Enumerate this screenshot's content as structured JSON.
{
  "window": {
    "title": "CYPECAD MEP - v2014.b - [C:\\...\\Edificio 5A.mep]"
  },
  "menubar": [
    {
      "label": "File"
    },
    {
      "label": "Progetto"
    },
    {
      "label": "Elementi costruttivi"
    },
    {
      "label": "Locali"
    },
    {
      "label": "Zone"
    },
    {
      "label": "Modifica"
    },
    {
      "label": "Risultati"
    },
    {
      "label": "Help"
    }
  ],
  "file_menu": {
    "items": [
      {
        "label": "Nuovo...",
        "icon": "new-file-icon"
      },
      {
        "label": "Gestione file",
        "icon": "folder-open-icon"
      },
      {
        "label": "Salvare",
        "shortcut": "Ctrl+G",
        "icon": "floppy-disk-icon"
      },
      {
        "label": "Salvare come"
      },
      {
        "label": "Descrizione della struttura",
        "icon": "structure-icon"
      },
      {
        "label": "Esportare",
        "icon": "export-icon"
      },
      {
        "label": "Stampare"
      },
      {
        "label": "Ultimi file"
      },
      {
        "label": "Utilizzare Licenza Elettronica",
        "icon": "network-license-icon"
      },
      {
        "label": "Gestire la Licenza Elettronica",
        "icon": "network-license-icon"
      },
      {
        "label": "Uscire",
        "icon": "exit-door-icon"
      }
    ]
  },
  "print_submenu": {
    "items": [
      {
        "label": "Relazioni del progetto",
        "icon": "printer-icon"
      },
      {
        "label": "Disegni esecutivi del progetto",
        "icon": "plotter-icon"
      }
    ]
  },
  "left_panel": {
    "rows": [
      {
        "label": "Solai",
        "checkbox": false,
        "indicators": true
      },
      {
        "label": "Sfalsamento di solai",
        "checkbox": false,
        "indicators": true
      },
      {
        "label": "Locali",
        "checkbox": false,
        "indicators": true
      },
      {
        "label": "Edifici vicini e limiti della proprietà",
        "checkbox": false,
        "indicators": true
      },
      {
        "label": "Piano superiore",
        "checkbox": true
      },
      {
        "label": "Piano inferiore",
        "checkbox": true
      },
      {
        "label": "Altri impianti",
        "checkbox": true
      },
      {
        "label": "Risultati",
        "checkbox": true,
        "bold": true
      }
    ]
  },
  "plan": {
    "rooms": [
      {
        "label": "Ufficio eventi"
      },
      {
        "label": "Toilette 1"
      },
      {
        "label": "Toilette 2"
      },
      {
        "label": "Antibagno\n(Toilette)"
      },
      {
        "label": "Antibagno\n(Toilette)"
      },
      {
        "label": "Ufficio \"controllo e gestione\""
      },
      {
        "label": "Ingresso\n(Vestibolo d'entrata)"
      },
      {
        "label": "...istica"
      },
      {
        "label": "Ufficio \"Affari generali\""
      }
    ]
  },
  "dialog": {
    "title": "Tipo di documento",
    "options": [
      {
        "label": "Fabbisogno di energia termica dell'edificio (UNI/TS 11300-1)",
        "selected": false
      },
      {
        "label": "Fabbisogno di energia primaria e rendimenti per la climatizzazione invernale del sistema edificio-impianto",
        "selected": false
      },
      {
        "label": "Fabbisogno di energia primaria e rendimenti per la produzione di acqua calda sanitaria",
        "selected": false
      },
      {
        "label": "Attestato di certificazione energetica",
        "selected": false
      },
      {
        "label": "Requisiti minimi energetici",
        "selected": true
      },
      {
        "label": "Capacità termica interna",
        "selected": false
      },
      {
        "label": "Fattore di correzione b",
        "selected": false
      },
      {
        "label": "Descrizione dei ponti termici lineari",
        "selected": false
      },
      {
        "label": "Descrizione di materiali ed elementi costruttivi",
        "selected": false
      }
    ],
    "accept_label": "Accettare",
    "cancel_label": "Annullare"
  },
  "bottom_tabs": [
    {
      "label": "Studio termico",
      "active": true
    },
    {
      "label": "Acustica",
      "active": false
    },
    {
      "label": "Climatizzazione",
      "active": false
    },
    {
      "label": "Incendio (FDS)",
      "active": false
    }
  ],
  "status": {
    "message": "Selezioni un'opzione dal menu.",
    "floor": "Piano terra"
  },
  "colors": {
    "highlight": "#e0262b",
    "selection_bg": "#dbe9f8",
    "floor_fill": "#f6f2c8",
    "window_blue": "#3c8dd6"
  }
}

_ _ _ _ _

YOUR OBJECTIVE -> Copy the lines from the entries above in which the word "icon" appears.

EXERCISE RESULT ->
        "icon": "new-file-icon"
        "icon": "folder-open-icon"
        "icon": "floppy-disk-icon"
        "icon": "structure-icon"
        "icon": "export-icon"
        "icon": "network-license-icon"
        "icon": "network-license-icon"
        "icon": "exit-door-icon"
        "icon": "printer-icon"
        "icon": "plotter-icon"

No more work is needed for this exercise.